"Our particular universe is not fine-tuned to us; we are fine-tuned to it."
This is the central argument behind Victor Stenger's new book, God and the Multiverse: Humanity's Expanding View of the Cosmos. Stenger, who died suddenly two weeks ago, was a physicist, philosopher, and regular contributor to the science section of the Huffington Post. He was also a religious skeptic, and coined the well-known phrase, "Science flies you to the moon. Religion flies you into buildings." In his final book, he described the ways in which our expanding knowledge of the nature of the universe is potentially irreconcilable with traditional religious beliefs. In the same vein, the official synopsis for the book says, "The author shows how long-held beliefs will need to undergo major revision or otherwise face eventual extinction."
In one excerpt, he specifically argues against the fine-tuning argument, which serves as many scientists' or science-minded civilians' justification for a belief in some kind of deity. According to the fine-tuning argument, cosmology is based on a high number of physical constants which, were they even slightly different, would render our universe unsuitable for life as we know it. This has led many to conclude that the universe is "fine-tuned" for the existence of life, and must have been intelligently designed by an agent creator.
As theologian William Lane Craig put it, "We now know that life-prohibiting universes are vastly more probable than any life-permitting universe like ours. How much more probable? The answer is that the chances that the universe should be life-permitting are so infinitesimal as to be incomprehensible and incalculable."

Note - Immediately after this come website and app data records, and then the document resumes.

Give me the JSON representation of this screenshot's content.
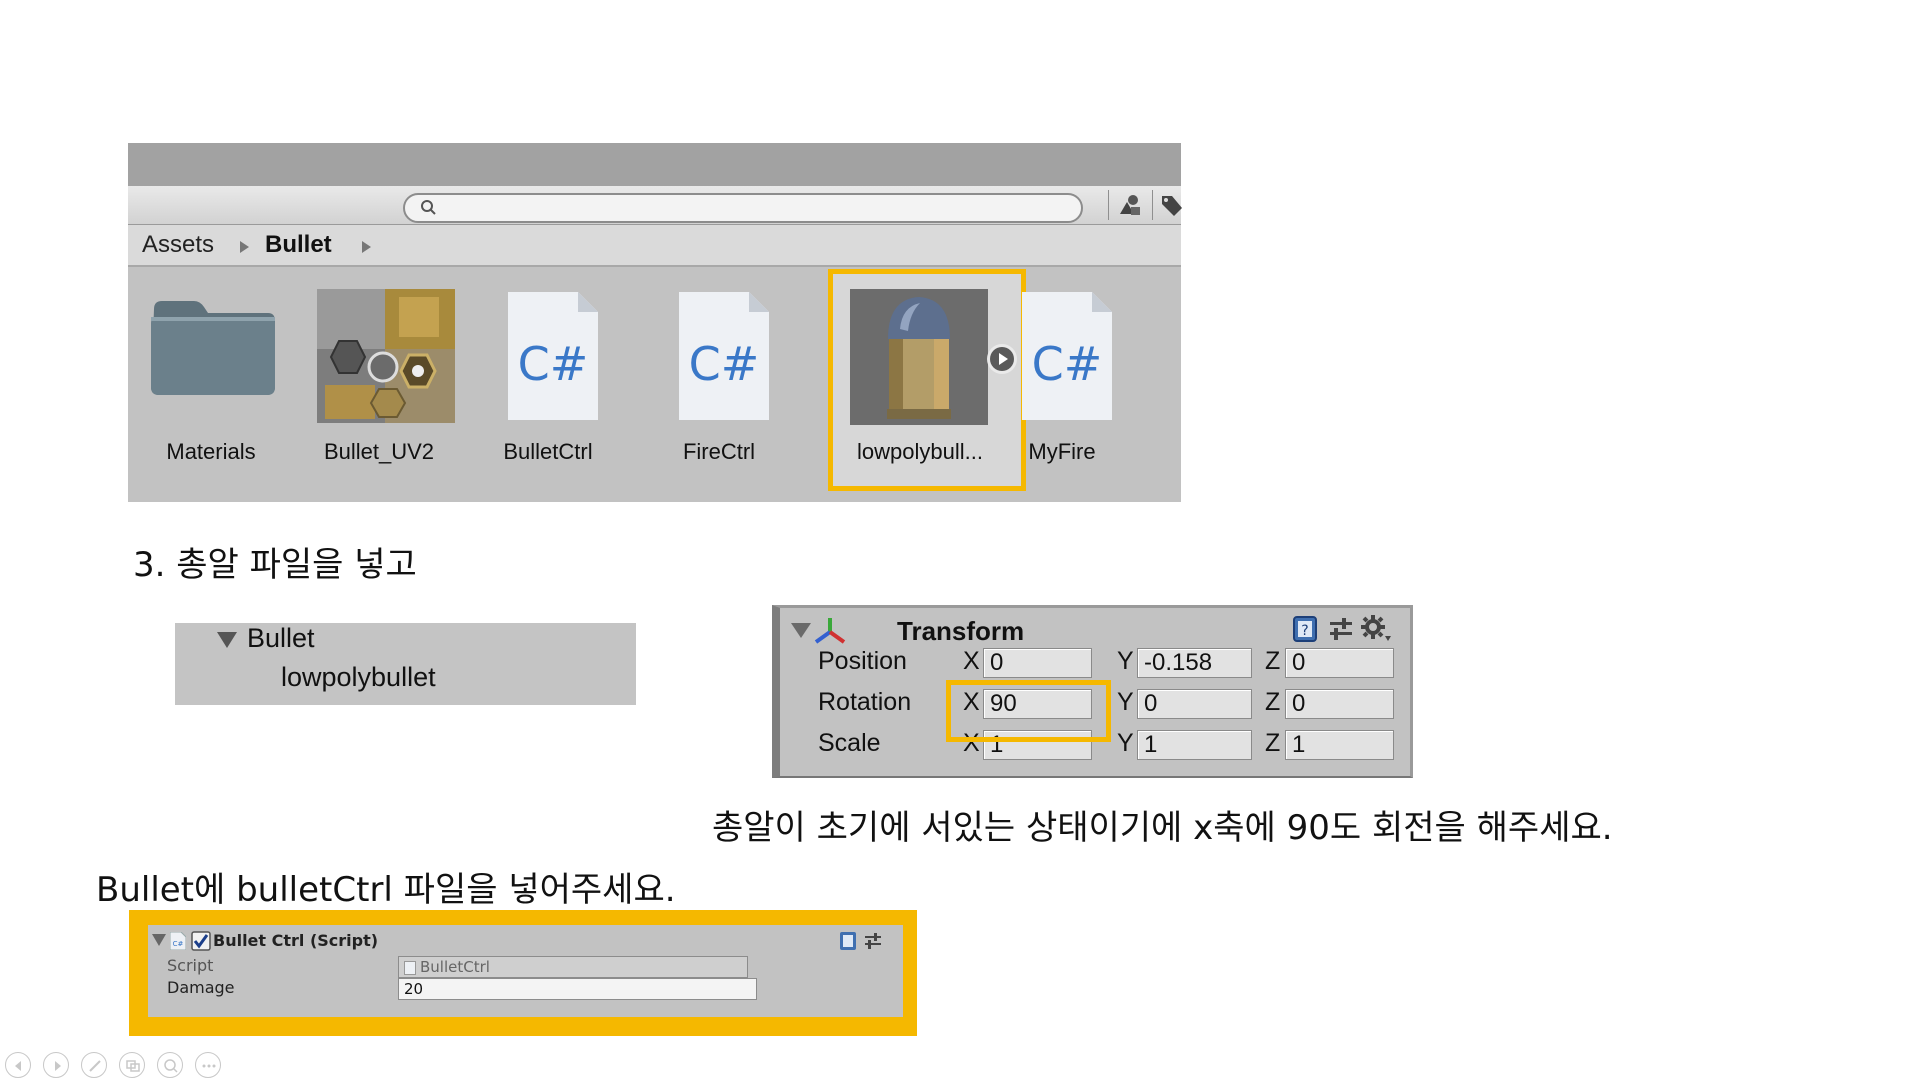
{
  "project_browser": {
    "search": {
      "value": ""
    },
    "breadcrumb": [
      "Assets",
      "Bullet"
    ],
    "assets": [
      {
        "label": "Materials",
        "kind": "folder"
      },
      {
        "label": "Bullet_UV2",
        "kind": "texture"
      },
      {
        "label": "BulletCtrl",
        "kind": "script",
        "icon_text": "C#"
      },
      {
        "label": "FireCtrl",
        "kind": "script",
        "icon_text": "C#"
      },
      {
        "label": "lowpolybull...",
        "kind": "model",
        "selected": true
      },
      {
        "label": "MyFire",
        "kind": "script",
        "icon_text": "C#"
      }
    ],
    "highlight_color": "#f5b800"
  },
  "slide": {
    "step3": "3. 총알 파일을 넣고",
    "rotate_note": "총알이 초기에 서있는 상태이기에 x축에 90도 회전을 해주세요.",
    "attach_note": "Bullet에 bulletCtrl 파일을 넣어주세요."
  },
  "hierarchy": {
    "parent": "Bullet",
    "child": "lowpolybullet"
  },
  "transform": {
    "title": "Transform",
    "rows": [
      {
        "label": "Position",
        "x": "0",
        "y": "-0.158",
        "z": "0"
      },
      {
        "label": "Rotation",
        "x": "90",
        "y": "0",
        "z": "0"
      },
      {
        "label": "Scale",
        "x": "1",
        "y": "1",
        "z": "1"
      }
    ],
    "axes": [
      "X",
      "Y",
      "Z"
    ]
  },
  "bullet_ctrl": {
    "title": "Bullet Ctrl (Script)",
    "enabled": true,
    "icon_text": "C#",
    "fields": [
      {
        "label": "Script",
        "value": "BulletCtrl"
      },
      {
        "label": "Damage",
        "value": "20"
      }
    ]
  },
  "slideshow_nav": [
    "prev",
    "next",
    "pen",
    "slides",
    "zoom",
    "more"
  ]
}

Stenger's first response to this logic is cheeky: "Just because Craig's mind reels and he personally can't comprehend the numbers, it does not follow that they are in fact incomprehensible to the rest of us." But he goes on to clarify that there are several fallacies inherent to the fine-tuning argument. First, it's built on faulty assumptions. Stenger argues that there is no reason to believe that the constants are independent of each other. If the values of the constants depend on each other in some way, then it's erroneous to assume that they could have taken on a wide range of values. Furthermore, even if there is an apparent "fine-tuning," he claims that there is no reason to assume that a divine creator is the most likely (or even a likely) explanation, let alone the specific deities worshipped by any major religion. And many of the cited constants only explain the presence of carbon-based life, so the fine-tuning theory seems to rest on the faulty assumption that carbon-based life is is the only possible type: "The most common fallacy... is to single out the carbon-based life we have on Earth and assume that it is the only possible type of life... However, with only one example available, they simply do not have the data to allow them to conclude that all other forms of life are impossible, whether based on carbon chemistry or not."
His cosmological argument however, rests on the multiverse hypothesis. According to this theory, there may be an infinite number of universes in existence besides our own that encompass all of the possible physical laws and constraints. If this theory were true, then our universe, and the presence of life, would no longer be metaphysically "special": "Suppose our universe is just one of an unlimited number of individual universes that extend for an unlimited distance in all directions and for an unlimited time in the past and future. If that's the case, we just happen to live in that universe that is suited for our kind of life. Our particular universe is not fine-tuned to us; we are fine-tuned to it."
Stenger goes on to claim that it is not necessary to provide definitive proof of the multiverse hypothesis, but only evidence that it is "plausible," as proponents of "fine-tuning" cannot prove their hypothesis either. But, since there is little to no experimental evidence of the multiverse, Stenger makes an effort to combat the "fine-tuning" argument based on the premise that some form of life (possibly not carbon-based) could have arisen with a wider range of physical constants than fine-tuning proponents would have you believe. He explains that many constants, such as the cosmological constant and the expansion rate of the universe, could have been at least slightly different while still allowing for conditions that sustain life. Other constants, such as the ratio between protons and electrons, likely could not have been different, but can be explained by certain "reasonable expectations," such as the total electric charge of the universe summing to zero.